--- EXTRACTED ENTRIES ---

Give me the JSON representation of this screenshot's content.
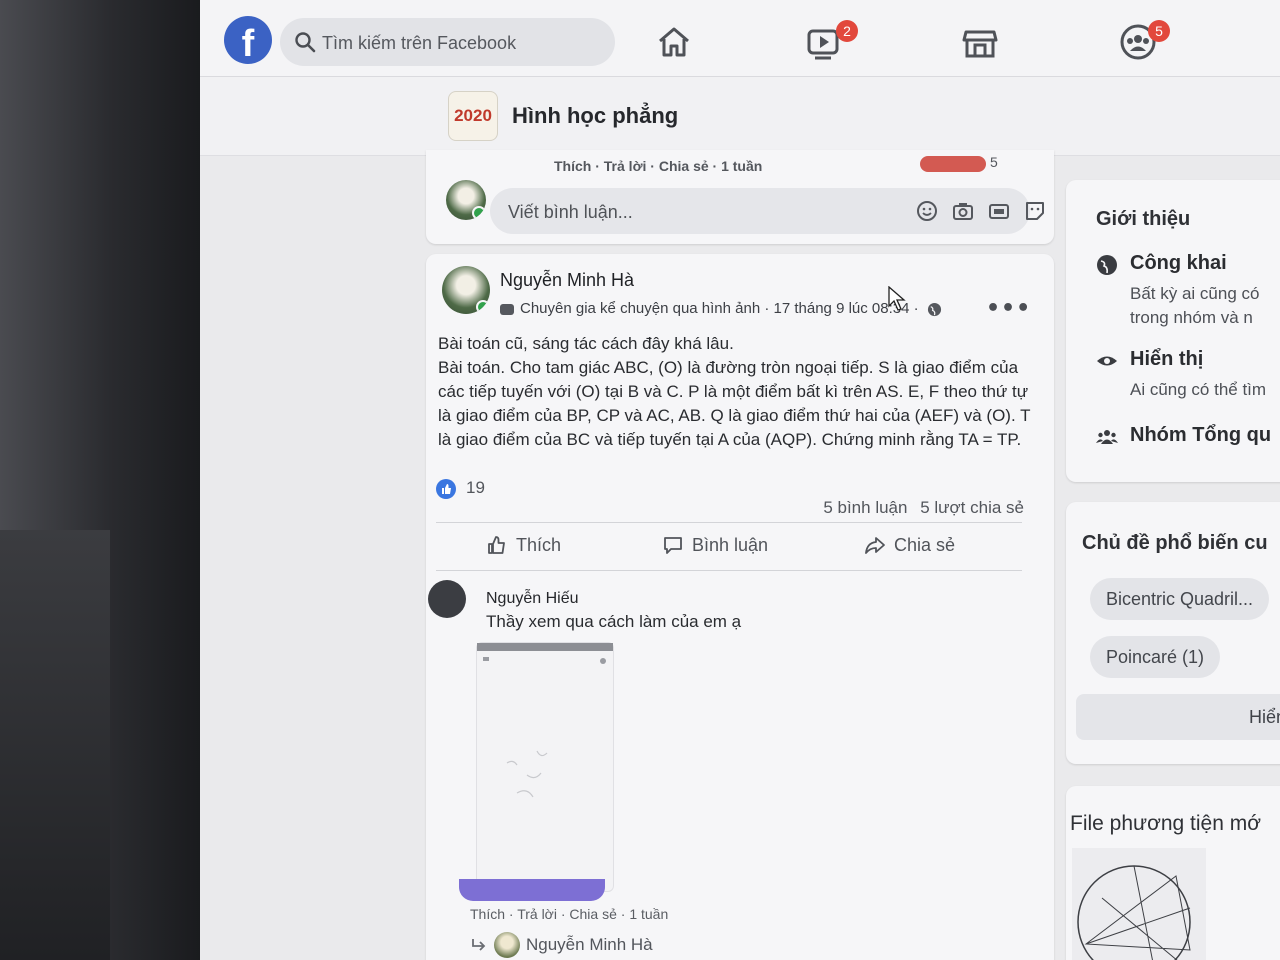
{
  "topbar": {
    "search_placeholder": "Tìm kiếm trên Facebook",
    "logo_letter": "f",
    "badges": {
      "watch": "2",
      "groups": "5"
    }
  },
  "group": {
    "name": "Hình học phẳng",
    "thumb_text": "2020"
  },
  "prev_comment": {
    "meta": "Thích · Trả lời · Chia sẻ · 1 tuần",
    "reaction_count": "5",
    "write_placeholder": "Viết bình luận..."
  },
  "post": {
    "author": "Nguyễn Minh Hà",
    "subtitle": "Chuyên gia kể chuyện qua hình ảnh · 17 tháng 9 lúc 08:34 ·",
    "body": [
      "Bài toán cũ, sáng tác cách đây khá lâu.",
      "Bài toán. Cho tam giác ABC, (O) là đường tròn ngoại tiếp. S là giao điểm của các tiếp tuyến với (O) tại B và C. P là một điểm bất kì trên AS. E, F theo thứ tự là giao điểm của BP, CP và AC, AB. Q là giao điểm thứ hai của (AEF) và (O). T là giao điểm của BC và tiếp tuyến tại A của (AQP). Chứng minh rằng TA = TP."
    ],
    "likes": "19",
    "comments_count": "5 bình luận",
    "shares_count": "5 lượt chia sẻ",
    "actions": {
      "like": "Thích",
      "comment": "Bình luận",
      "share": "Chia sẻ"
    },
    "comment": {
      "author": "Nguyễn Hiếu",
      "text": "Thầy xem qua cách làm của em ạ",
      "meta": "Thích · Trả lời · Chia sẻ · 1 tuần",
      "reply_author": "Nguyễn Minh Hà"
    }
  },
  "sidebar": {
    "about": {
      "title": "Giới thiệu",
      "items": [
        {
          "title": "Công khai",
          "text_1": "Bất kỳ ai cũng có",
          "text_2": "trong nhóm và n"
        },
        {
          "title": "Hiển thị",
          "text_1": "Ai cũng có thể tìm"
        },
        {
          "title": "Nhóm Tổng qu"
        }
      ]
    },
    "topics": {
      "title": "Chủ đề phổ biến cu",
      "chips": [
        "Bicentric Quadril...",
        "Poincaré (1)"
      ],
      "show_more": "Hiển th"
    },
    "media": {
      "title": "File phương tiện mớ"
    }
  },
  "colors": {
    "brand": "#3b62c4",
    "badge": "#e2483c",
    "online": "#31a24c"
  }
}
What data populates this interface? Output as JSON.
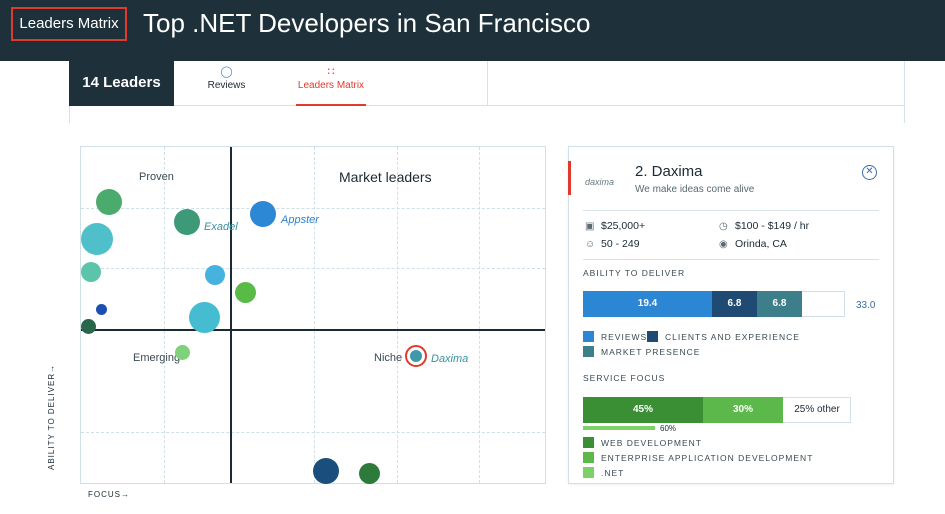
{
  "header": {
    "badge": "Leaders Matrix",
    "title": "Top .NET Developers in San Francisco"
  },
  "tabs": {
    "count_label": "14 Leaders",
    "reviews_label": "Reviews",
    "matrix_label": "Leaders Matrix"
  },
  "matrix": {
    "quadrants": {
      "proven": "Proven",
      "market_leaders": "Market leaders",
      "emerging": "Emerging",
      "niche": "Niche"
    },
    "axis_y": "ABILITY TO DELIVER→",
    "axis_x": "FOCUS→",
    "labels": {
      "exadel": "Exadel",
      "appster": "Appster",
      "daxima": "Daxima"
    },
    "colors": {
      "green": "#4aab6c",
      "teal": "#4fc0c9",
      "blue": "#2c87d4",
      "lightgreen": "#62c255",
      "darkgreen": "#2e7a3b",
      "navy": "#1b4d8a"
    }
  },
  "card": {
    "rank_name": "2. Daxima",
    "tagline": "We make ideas come alive",
    "logo_text": "daxima",
    "project_size": "$25,000+",
    "hourly_rate": "$100 - $149 / hr",
    "employees": "50 - 249",
    "location": "Orinda, CA",
    "ability_title": "ABILITY TO DELIVER",
    "ability": {
      "segments": [
        {
          "name": "REVIEWS",
          "value": "19.4",
          "color": "#2b87d4"
        },
        {
          "name": "CLIENTS AND EXPERIENCE",
          "value": "6.8",
          "color": "#1e4a73"
        },
        {
          "name": "MARKET PRESENCE",
          "value": "6.8",
          "color": "#3c7f8a"
        }
      ],
      "total": "33.0"
    },
    "focus_title": "SERVICE FOCUS",
    "focus": {
      "segments": [
        {
          "name": "WEB DEVELOPMENT",
          "value": "45%",
          "color": "#3a8e33"
        },
        {
          "name": "ENTERPRISE APPLICATION DEVELOPMENT",
          "value": "30%",
          "color": "#5cb84b"
        },
        {
          "name": ".NET",
          "value": "60%",
          "color": "#7dd168"
        }
      ],
      "other": "25% other"
    }
  }
}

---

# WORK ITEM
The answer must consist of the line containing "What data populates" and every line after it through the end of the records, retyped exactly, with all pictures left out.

# OUTPUT OF THE EXERCISE
What data populates this interface? Output as JSON.
{
  "header": {
    "badge": "Leaders Matrix",
    "title": "Top .NET Developers in San Francisco"
  },
  "tabs": {
    "count_label": "14 Leaders",
    "reviews_label": "Reviews",
    "matrix_label": "Leaders Matrix"
  },
  "matrix": {
    "quadrants": {
      "proven": "Proven",
      "market_leaders": "Market leaders",
      "emerging": "Emerging",
      "niche": "Niche"
    },
    "axis_y": "ABILITY TO DELIVER→",
    "axis_x": "FOCUS→",
    "labels": {
      "exadel": "Exadel",
      "appster": "Appster",
      "daxima": "Daxima"
    },
    "colors": {
      "green": "#4aab6c",
      "teal": "#4fc0c9",
      "blue": "#2c87d4",
      "lightgreen": "#62c255",
      "darkgreen": "#2e7a3b",
      "navy": "#1b4d8a"
    }
  },
  "card": {
    "rank_name": "2. Daxima",
    "tagline": "We make ideas come alive",
    "logo_text": "daxima",
    "project_size": "$25,000+",
    "hourly_rate": "$100 - $149 / hr",
    "employees": "50 - 249",
    "location": "Orinda, CA",
    "ability_title": "ABILITY TO DELIVER",
    "ability": {
      "segments": [
        {
          "name": "REVIEWS",
          "value": "19.4",
          "color": "#2b87d4"
        },
        {
          "name": "CLIENTS AND EXPERIENCE",
          "value": "6.8",
          "color": "#1e4a73"
        },
        {
          "name": "MARKET PRESENCE",
          "value": "6.8",
          "color": "#3c7f8a"
        }
      ],
      "total": "33.0"
    },
    "focus_title": "SERVICE FOCUS",
    "focus": {
      "segments": [
        {
          "name": "WEB DEVELOPMENT",
          "value": "45%",
          "color": "#3a8e33"
        },
        {
          "name": "ENTERPRISE APPLICATION DEVELOPMENT",
          "value": "30%",
          "color": "#5cb84b"
        },
        {
          "name": ".NET",
          "value": "60%",
          "color": "#7dd168"
        }
      ],
      "other": "25% other"
    }
  }
}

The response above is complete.